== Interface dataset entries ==

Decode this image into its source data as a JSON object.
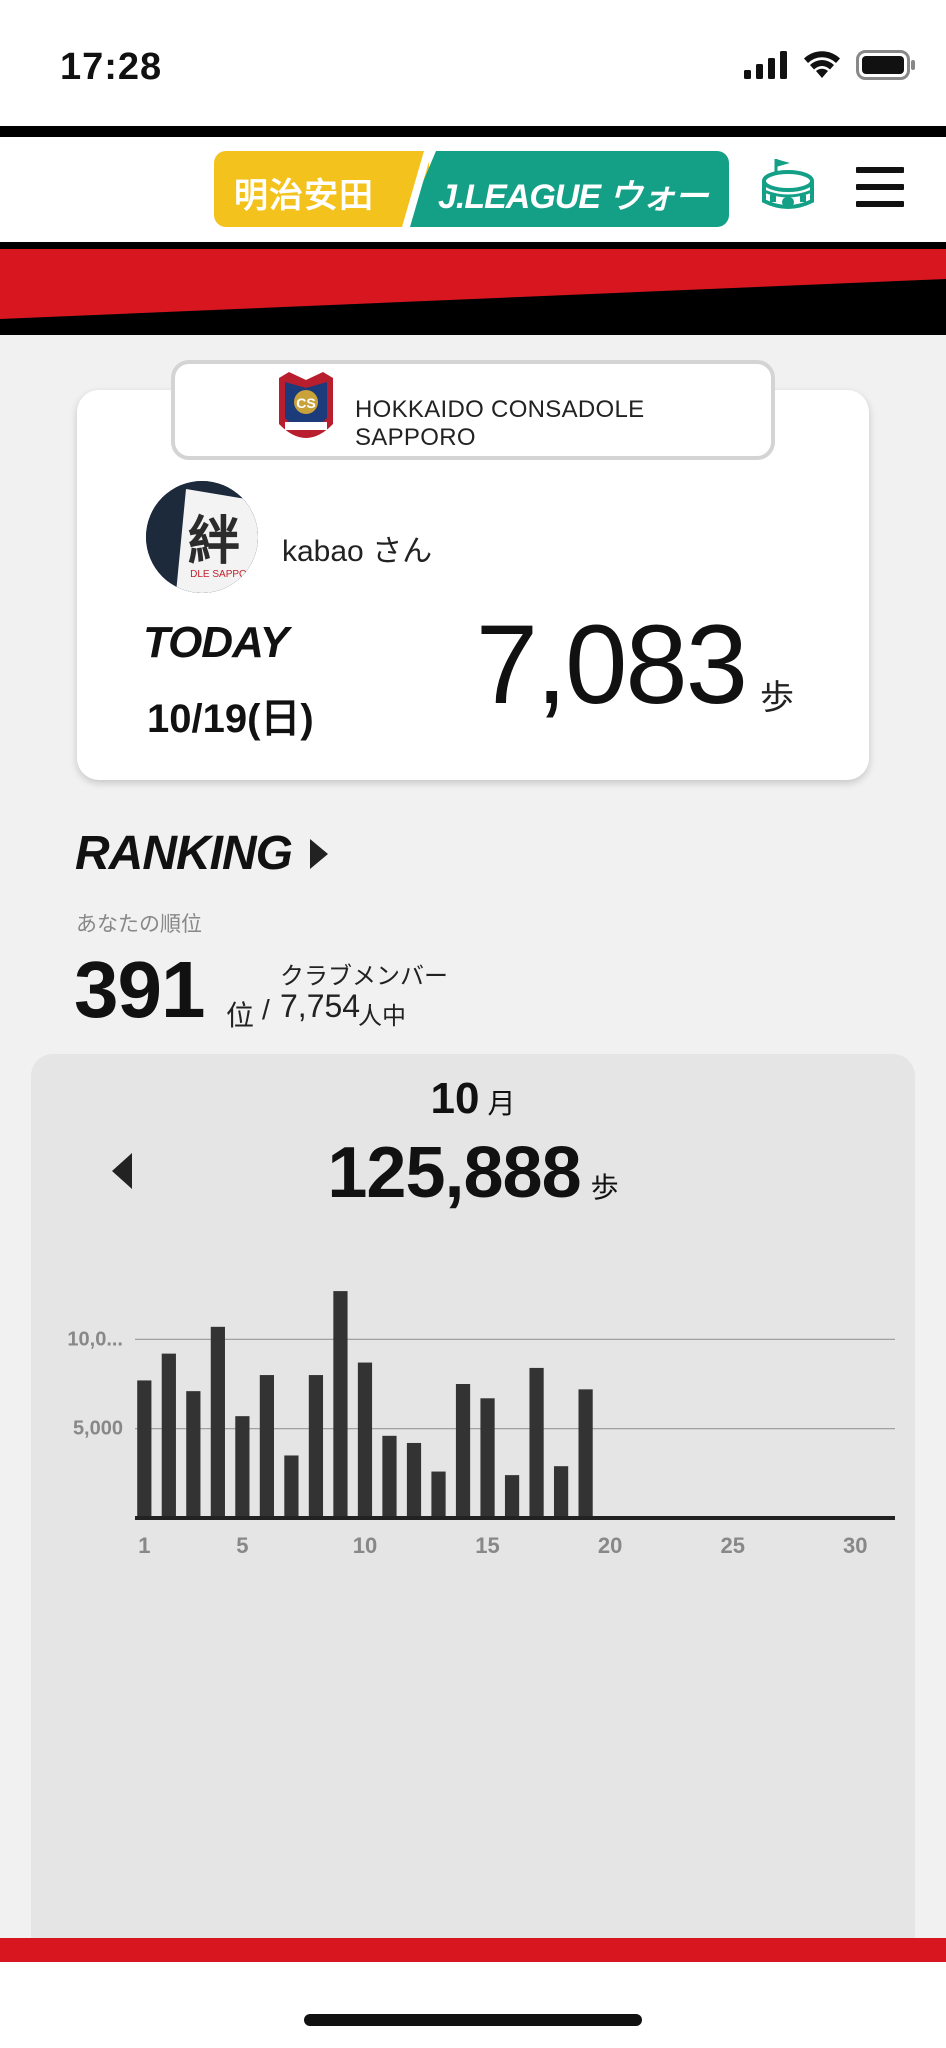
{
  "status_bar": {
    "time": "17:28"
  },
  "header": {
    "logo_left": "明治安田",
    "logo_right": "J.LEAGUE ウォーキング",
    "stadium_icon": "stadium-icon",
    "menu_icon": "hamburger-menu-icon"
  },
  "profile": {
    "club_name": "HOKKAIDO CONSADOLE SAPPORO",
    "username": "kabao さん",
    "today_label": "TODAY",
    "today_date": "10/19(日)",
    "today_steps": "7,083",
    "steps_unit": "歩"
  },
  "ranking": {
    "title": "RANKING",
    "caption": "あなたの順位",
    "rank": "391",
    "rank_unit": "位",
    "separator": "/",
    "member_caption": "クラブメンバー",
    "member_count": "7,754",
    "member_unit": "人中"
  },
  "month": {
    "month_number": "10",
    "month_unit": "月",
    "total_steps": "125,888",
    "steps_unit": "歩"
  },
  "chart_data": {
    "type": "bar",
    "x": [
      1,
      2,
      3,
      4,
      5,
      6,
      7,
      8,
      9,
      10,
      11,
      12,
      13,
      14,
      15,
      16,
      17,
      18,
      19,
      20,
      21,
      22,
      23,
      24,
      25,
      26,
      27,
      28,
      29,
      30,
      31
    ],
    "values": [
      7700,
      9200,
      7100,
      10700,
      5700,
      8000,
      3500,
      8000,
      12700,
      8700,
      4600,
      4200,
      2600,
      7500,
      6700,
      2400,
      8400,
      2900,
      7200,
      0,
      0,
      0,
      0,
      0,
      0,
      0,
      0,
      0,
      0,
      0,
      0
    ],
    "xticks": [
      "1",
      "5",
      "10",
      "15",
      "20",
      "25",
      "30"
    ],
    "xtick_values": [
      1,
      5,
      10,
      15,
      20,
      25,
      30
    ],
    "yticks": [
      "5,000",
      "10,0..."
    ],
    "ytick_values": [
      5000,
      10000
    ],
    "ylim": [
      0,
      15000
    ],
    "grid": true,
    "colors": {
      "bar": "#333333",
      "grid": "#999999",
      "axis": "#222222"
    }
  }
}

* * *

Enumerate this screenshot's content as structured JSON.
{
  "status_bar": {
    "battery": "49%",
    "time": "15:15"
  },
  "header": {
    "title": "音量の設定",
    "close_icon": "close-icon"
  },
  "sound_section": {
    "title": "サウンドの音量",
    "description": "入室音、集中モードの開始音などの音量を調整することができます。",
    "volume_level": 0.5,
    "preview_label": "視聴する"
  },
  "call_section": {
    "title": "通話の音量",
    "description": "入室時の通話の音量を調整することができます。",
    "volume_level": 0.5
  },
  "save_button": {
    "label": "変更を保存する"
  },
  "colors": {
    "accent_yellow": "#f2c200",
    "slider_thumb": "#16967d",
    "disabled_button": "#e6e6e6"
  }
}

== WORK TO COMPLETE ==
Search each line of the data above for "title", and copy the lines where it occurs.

== OUTPUT OF THE EXERCISE ==
    "title": "RANKING",
    "title": "音量の設定",
    "title": "サウンドの音量",
    "title": "通話の音量",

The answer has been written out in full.